Is dual citizenship a threat to Vanuatu? No, but unregulated political financing isPosted: January 19, 2016
By Anna Naupa and Nick Howlett
Part 3 of a 3-part series on Vanuatu’s Electoral Integrity
This month marks the two-year anniversary of the constitutional amendment to permit dual citizenship in Vanuatu.
In the run-up to the 2016 General Election, some political campaigns have cast dual citizenship as a threat to Vanuatu, and have questioned whether this policy risks political domination by foreigners.
But is Vanuatu’s democracy really at risk of being dominated by foreigners acquiring dual citizenship? The short answer is no. However, when it comes to the financing of political candidates and parties in Vanuatu, foreign involvement in politics is completely unregulated.
Article 13 of Vanuatu’s Constitution was renamed “Recognition of Dual Citizenship” under the Citizenship (Amendment) Act No. 39 of 2013.
This amendment has a number of protections built into it to ensure that national sovereignty is upheld.
Under the amendment, dual citizenship is allowed, but dual citizens are barred from involvement in Vanuatu politics, and cannot participate in political parties, stand as candidates, vote or provide political finance. Indigenous or naturalized citizens are exempted from this restriction. This prohibition against political participation therefore only applies to those who have obtained Vanuatu citizenship through other, often foreign investment, means.
At the time of the amendment of Article 13 in January 2014, the Government of Vanuatu had just rolled out the Capital Investment and Immigration Program (CIIP) to capture extra revenue by selling Vanuatu citizenship to mainland China-based clients, who required a foreign citizenship and passport to allow them (and their money) to enter Hong Kong as ‘foreign’ investors under the Hong Kong Government’s Capital Investment Entrant Scheme (CIES). The Vanuatu Constitution amendment was expressly drafted to make sure that these ‘citizens’ would have no right to political participation.
In any case, in January 2015, the Hong Kong Government suspended the CIES, effectively leaving Vanuatu’s CIIP dead in the water. This program has since been described by current caretaker Prime Minister Sato Kilman as a “miserable failure”.
With the collapse of the CIIP, it is clear that a flood of newly-minted Vanuatu citizens is unlikely to eventuate any time soon. Dual citizens are certainly not the threat that some rabble-rousing candidates make them out to be.
Instead, the greatest outside threat to Vanuatu’s sovereignty comes from the lack of transparency about the sources of political finance in Vanuatu.
Ironically, this is enabled from within, by indigenous ni-Vanuatu politicans, parties and their supporters, who by contrast have had very little to say on this matter in the run up to the 2016 General Election.
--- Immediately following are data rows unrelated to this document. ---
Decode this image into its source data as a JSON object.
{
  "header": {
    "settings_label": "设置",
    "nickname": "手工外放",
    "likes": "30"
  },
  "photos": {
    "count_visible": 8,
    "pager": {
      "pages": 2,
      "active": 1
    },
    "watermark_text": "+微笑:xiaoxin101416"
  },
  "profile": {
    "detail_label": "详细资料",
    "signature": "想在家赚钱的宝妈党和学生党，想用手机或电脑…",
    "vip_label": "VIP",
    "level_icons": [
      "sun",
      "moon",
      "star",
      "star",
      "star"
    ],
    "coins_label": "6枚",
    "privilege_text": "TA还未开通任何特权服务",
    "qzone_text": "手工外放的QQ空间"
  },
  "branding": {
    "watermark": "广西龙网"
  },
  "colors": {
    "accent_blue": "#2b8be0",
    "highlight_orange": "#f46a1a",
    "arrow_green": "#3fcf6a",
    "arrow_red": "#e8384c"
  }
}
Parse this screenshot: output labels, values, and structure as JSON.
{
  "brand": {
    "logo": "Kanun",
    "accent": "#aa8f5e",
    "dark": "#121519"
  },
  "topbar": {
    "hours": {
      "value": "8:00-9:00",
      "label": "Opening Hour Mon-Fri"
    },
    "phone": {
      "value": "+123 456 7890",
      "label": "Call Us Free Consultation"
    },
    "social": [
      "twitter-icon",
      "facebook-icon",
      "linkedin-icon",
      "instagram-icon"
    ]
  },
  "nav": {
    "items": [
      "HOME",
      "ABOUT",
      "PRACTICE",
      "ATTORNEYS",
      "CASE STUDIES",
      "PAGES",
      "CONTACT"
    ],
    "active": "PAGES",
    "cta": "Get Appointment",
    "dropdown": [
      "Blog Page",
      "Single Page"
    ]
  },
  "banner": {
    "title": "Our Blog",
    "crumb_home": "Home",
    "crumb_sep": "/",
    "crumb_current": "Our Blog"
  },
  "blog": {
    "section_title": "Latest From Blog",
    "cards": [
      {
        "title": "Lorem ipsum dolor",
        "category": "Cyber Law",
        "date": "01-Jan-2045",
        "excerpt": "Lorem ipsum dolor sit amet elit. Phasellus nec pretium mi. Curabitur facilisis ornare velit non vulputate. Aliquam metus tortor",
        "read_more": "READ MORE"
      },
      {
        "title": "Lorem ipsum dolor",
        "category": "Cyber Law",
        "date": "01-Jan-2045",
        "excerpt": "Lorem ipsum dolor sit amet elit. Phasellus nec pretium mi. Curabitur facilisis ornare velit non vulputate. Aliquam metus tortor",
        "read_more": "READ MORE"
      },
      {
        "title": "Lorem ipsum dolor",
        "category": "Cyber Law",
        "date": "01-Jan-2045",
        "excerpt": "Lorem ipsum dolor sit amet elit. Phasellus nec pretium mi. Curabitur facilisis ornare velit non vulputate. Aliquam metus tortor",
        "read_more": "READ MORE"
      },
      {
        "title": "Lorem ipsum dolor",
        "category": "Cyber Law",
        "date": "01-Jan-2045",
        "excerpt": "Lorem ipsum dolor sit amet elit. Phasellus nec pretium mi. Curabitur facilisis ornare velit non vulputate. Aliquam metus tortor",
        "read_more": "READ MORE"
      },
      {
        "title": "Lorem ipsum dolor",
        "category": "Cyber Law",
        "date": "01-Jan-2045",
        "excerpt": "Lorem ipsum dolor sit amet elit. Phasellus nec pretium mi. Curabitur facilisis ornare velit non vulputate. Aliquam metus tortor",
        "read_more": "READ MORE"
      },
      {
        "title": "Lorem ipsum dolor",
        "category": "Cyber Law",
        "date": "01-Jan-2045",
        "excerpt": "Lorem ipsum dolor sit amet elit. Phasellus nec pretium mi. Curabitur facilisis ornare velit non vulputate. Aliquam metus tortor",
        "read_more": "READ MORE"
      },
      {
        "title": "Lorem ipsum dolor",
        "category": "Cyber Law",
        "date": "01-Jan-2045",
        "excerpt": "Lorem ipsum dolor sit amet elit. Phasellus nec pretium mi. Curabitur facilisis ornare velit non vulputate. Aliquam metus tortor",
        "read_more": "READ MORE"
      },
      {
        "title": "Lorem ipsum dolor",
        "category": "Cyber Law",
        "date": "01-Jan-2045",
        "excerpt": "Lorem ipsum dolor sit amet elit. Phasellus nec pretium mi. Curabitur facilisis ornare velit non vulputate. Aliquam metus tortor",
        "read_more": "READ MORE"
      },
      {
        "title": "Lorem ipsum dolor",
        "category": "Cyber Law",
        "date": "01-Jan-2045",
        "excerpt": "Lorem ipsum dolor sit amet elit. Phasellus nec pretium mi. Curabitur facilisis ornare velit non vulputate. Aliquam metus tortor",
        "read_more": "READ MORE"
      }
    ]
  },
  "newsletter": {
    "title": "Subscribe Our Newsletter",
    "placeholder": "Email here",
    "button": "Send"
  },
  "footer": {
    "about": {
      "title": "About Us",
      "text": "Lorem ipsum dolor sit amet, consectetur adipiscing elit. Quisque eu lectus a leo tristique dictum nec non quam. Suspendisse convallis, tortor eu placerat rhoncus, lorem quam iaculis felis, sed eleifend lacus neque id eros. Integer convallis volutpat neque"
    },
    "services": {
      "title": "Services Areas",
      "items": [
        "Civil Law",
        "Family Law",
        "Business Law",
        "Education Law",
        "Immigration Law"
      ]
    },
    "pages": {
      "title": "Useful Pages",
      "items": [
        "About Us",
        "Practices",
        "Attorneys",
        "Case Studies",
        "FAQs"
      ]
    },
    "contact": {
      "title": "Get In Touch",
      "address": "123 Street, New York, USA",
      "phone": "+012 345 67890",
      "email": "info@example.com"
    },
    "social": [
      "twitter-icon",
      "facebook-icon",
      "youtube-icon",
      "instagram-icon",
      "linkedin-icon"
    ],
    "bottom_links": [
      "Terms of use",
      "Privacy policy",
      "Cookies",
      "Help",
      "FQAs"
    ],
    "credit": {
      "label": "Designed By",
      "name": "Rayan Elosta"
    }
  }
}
Who finances Vanuatu’s politicians and political parties is almost entirely unregulated in Vanuatu, yet is often alleged in media reports to be tied to foreign sources and/or the local private sector.
Others have recognized the threat that this poses to democracy in Vanuatu: Global Integrity Report’s 2013 Scorecard on Vanuatu’s electoral integrity rates Vanuatu incredibly poorly on political financing transparency. The only legal stipulation that exists is is the restriction on ‘investor citizens’ from funding political activities discussed here earlier.
So, perhaps the better question to ask regarding control of Vanuatu’s sovereignty is “where is the political money coming from?”
The answers to this might prove very revealing. How can this question even be asked, however, if political parties and candidates are not required by law to disclose their financial sources?
This election, and the imprisonment of 14 MPs on criminal charges of bribery that triggered it, is an unprecedented opportunity to improve Vanuatu’s political system.
Making political finance completely transparent should be the next step.
Anna Naupa conducted research into Vanuatu’s electoral integrity while studying at the Harvard Kennedy School of Government, Cambridge, Massachusetts, in 2013-14. Her research paper can be read here.
Nick Howlett is a Vanuatu communications professional currently completing an MA at Griffith University, Australia.
Opinions expressed in this post are solely those of the authors and do not express the views or opinions of any organization or imply endorsement of any political party or position.